Def: Two red edges are said to be overlapping if they span intersecting intervals which do not contain one another The lines intersect

Thm:A reversal acting on a red edge flips the orientation of all edges overlapping it, leaving other orientations unchanged

Def: Two red edges are said to be overlapping if they span intersecting intervals which do not contain one another The lines intersect

Thm:if e,f,g overlap each other, then after applying a reversal that acts on e,f and g do not overlap

Nodes correspond to red edges.

Two nodes are connected by an arc if they overlap

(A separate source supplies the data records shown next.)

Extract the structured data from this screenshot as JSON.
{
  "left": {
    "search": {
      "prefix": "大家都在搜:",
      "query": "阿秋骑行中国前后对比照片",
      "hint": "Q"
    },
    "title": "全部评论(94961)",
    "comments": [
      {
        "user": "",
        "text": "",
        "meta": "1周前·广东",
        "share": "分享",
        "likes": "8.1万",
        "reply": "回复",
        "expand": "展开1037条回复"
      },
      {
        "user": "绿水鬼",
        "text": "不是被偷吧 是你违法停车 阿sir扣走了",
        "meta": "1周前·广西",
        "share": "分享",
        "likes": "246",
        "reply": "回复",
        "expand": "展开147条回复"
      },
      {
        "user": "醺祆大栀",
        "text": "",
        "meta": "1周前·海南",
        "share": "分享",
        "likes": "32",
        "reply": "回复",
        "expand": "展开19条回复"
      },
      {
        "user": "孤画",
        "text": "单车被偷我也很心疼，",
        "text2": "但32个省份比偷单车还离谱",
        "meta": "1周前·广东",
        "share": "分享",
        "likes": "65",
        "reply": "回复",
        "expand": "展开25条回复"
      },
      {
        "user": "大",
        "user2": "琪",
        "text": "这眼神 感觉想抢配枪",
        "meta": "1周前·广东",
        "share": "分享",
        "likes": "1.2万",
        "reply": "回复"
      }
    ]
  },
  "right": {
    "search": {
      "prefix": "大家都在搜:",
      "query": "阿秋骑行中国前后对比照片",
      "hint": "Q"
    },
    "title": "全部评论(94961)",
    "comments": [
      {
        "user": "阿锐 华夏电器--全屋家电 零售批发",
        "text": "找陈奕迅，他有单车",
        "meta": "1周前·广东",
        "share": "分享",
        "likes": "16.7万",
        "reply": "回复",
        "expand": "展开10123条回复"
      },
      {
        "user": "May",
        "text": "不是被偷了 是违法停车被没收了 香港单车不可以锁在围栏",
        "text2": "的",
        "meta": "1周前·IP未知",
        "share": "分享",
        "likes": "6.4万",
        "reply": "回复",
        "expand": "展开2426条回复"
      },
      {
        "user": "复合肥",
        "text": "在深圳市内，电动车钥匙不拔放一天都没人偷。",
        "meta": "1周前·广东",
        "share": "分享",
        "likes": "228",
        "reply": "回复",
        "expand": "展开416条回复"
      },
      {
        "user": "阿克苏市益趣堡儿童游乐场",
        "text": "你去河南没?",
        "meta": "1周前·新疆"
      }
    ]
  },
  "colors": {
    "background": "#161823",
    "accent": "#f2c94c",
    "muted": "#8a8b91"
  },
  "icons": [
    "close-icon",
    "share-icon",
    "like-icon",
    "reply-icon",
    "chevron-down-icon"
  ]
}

Nodes correspond to red edges.

Two nodes are connected by an arc if they overlap

Def:Unoriented connected components in the overlap graph - all nodes correspond to oriented edges.

Nodes correspond to red edges.

Two nodes are connected by an arc if they overlap

Def:Unoriented connected components in the overlap graph - all nodes correspond to oriented edges.

Cannot be solved in only good moves

- A profitless move on an oriented edge, making its component to oriented

- A profitless move on an oriented edge, making its component to oriented
or:

- A bad move (reversal) joining cycles from different unoriented components, thus merging them flipping the orientation of many components on the way

- Def:Hurdle - an unoriented connected component which is consecutive along the cycle

- Def:Hurdle - an unoriented connected component which is consecutive along the cycle
- Thm: (Hannenhalli, Pevzner 95)
Proof: A hurdle is destroyed by a profitless move, or

at most two are destroyed (merged) by a bad move.

- Def:Hurdle - an unoriented connected component which is consecutive along the cycle
- Thm: (Hannenhalli, Pevzner 95)
Proof: A hurdle is destroyed by a profitless move, or

at most two are destroyed (merged) by a bad move.

- Thm: